WHAT TO PRODUCE
Each record that follows is to be reproduced verbatim.

-- Opening Marker --

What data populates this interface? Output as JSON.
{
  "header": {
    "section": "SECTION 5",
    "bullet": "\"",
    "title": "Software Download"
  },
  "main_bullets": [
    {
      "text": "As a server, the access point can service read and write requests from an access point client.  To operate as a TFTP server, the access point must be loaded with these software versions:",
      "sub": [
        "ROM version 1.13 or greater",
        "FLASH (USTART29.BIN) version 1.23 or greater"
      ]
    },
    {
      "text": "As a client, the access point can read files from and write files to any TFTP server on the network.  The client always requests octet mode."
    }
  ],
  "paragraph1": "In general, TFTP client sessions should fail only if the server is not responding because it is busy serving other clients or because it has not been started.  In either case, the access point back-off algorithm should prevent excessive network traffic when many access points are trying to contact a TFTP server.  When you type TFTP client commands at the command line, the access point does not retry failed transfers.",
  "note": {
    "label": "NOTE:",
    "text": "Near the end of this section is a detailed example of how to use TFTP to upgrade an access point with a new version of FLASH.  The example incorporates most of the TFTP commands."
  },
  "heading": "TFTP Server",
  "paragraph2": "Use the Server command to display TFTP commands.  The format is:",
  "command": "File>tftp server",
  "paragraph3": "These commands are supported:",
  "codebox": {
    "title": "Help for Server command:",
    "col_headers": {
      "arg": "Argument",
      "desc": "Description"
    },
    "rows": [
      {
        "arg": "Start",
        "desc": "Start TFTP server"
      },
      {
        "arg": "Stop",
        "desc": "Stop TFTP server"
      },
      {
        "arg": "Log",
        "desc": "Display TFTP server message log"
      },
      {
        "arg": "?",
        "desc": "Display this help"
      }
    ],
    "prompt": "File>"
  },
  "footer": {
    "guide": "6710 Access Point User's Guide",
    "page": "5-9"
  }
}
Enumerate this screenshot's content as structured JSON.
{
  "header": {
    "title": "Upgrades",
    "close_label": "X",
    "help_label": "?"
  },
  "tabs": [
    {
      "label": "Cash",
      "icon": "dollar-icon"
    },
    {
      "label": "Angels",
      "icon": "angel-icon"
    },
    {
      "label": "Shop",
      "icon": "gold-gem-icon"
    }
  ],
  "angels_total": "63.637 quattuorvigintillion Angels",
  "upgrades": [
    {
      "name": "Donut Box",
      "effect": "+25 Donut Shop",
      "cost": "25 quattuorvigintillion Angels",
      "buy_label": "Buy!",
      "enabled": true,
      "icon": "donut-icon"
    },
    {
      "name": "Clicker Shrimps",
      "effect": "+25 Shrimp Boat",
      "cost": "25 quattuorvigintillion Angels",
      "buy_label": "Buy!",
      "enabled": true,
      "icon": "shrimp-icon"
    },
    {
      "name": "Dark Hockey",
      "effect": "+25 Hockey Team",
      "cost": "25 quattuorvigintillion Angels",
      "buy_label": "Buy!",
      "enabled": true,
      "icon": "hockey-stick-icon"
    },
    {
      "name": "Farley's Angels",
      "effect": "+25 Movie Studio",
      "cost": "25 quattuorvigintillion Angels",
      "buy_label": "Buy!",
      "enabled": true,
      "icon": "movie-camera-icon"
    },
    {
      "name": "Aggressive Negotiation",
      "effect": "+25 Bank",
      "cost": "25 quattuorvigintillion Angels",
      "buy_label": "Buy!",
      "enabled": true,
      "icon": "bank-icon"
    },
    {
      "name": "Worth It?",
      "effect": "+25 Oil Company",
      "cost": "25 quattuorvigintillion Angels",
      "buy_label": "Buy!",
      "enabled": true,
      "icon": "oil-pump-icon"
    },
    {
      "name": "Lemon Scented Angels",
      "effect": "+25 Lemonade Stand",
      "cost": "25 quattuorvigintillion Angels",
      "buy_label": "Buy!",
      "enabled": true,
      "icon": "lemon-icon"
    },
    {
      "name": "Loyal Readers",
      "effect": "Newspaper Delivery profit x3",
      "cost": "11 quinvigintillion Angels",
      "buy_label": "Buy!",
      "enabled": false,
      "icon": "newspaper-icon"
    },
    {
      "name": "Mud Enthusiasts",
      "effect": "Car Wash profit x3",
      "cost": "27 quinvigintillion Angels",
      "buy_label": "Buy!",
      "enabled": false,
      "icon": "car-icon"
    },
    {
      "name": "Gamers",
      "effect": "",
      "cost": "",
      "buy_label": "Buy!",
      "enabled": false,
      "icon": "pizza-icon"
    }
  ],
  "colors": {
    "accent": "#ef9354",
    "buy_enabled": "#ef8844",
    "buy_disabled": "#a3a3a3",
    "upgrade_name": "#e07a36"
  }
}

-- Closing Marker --

ANSWER SPACE
What data populates this interface? Output as JSON.
{
  "header": {
    "section": "SECTION 5",
    "bullet": "\"",
    "title": "Software Download"
  },
  "main_bullets": [
    {
      "text": "As a server, the access point can service read and write requests from an access point client.  To operate as a TFTP server, the access point must be loaded with these software versions:",
      "sub": [
        "ROM version 1.13 or greater",
        "FLASH (USTART29.BIN) version 1.23 or greater"
      ]
    },
    {
      "text": "As a client, the access point can read files from and write files to any TFTP server on the network.  The client always requests octet mode."
    }
  ],
  "paragraph1": "In general, TFTP client sessions should fail only if the server is not responding because it is busy serving other clients or because it has not been started.  In either case, the access point back-off algorithm should prevent excessive network traffic when many access points are trying to contact a TFTP server.  When you type TFTP client commands at the command line, the access point does not retry failed transfers.",
  "note": {
    "label": "NOTE:",
    "text": "Near the end of this section is a detailed example of how to use TFTP to upgrade an access point with a new version of FLASH.  The example incorporates most of the TFTP commands."
  },
  "heading": "TFTP Server",
  "paragraph2": "Use the Server command to display TFTP commands.  The format is:",
  "command": "File>tftp server",
  "paragraph3": "These commands are supported:",
  "codebox": {
    "title": "Help for Server command:",
    "col_headers": {
      "arg": "Argument",
      "desc": "Description"
    },
    "rows": [
      {
        "arg": "Start",
        "desc": "Start TFTP server"
      },
      {
        "arg": "Stop",
        "desc": "Stop TFTP server"
      },
      {
        "arg": "Log",
        "desc": "Display TFTP server message log"
      },
      {
        "arg": "?",
        "desc": "Display this help"
      }
    ],
    "prompt": "File>"
  },
  "footer": {
    "guide": "6710 Access Point User's Guide",
    "page": "5-9"
  }
}
Enumerate this screenshot's content as structured JSON.
{
  "header": {
    "title": "Upgrades",
    "close_label": "X",
    "help_label": "?"
  },
  "tabs": [
    {
      "label": "Cash",
      "icon": "dollar-icon"
    },
    {
      "label": "Angels",
      "icon": "angel-icon"
    },
    {
      "label": "Shop",
      "icon": "gold-gem-icon"
    }
  ],
  "angels_total": "63.637 quattuorvigintillion Angels",
  "upgrades": [
    {
      "name": "Donut Box",
      "effect": "+25 Donut Shop",
      "cost": "25 quattuorvigintillion Angels",
      "buy_label": "Buy!",
      "enabled": true,
      "icon": "donut-icon"
    },
    {
      "name": "Clicker Shrimps",
      "effect": "+25 Shrimp Boat",
      "cost": "25 quattuorvigintillion Angels",
      "buy_label": "Buy!",
      "enabled": true,
      "icon": "shrimp-icon"
    },
    {
      "name": "Dark Hockey",
      "effect": "+25 Hockey Team",
      "cost": "25 quattuorvigintillion Angels",
      "buy_label": "Buy!",
      "enabled": true,
      "icon": "hockey-stick-icon"
    },
    {
      "name": "Farley's Angels",
      "effect": "+25 Movie Studio",
      "cost": "25 quattuorvigintillion Angels",
      "buy_label": "Buy!",
      "enabled": true,
      "icon": "movie-camera-icon"
    },
    {
      "name": "Aggressive Negotiation",
      "effect": "+25 Bank",
      "cost": "25 quattuorvigintillion Angels",
      "buy_label": "Buy!",
      "enabled": true,
      "icon": "bank-icon"
    },
    {
      "name": "Worth It?",
      "effect": "+25 Oil Company",
      "cost": "25 quattuorvigintillion Angels",
      "buy_label": "Buy!",
      "enabled": true,
      "icon": "oil-pump-icon"
    },
    {
      "name": "Lemon Scented Angels",
      "effect": "+25 Lemonade Stand",
      "cost": "25 quattuorvigintillion Angels",
      "buy_label": "Buy!",
      "enabled": true,
      "icon": "lemon-icon"
    },
    {
      "name": "Loyal Readers",
      "effect": "Newspaper Delivery profit x3",
      "cost": "11 quinvigintillion Angels",
      "buy_label": "Buy!",
      "enabled": false,
      "icon": "newspaper-icon"
    },
    {
      "name": "Mud Enthusiasts",
      "effect": "Car Wash profit x3",
      "cost": "27 quinvigintillion Angels",
      "buy_label": "Buy!",
      "enabled": false,
      "icon": "car-icon"
    },
    {
      "name": "Gamers",
      "effect": "",
      "cost": "",
      "buy_label": "Buy!",
      "enabled": false,
      "icon": "pizza-icon"
    }
  ],
  "colors": {
    "accent": "#ef9354",
    "buy_enabled": "#ef8844",
    "buy_disabled": "#a3a3a3",
    "upgrade_name": "#e07a36"
  }
}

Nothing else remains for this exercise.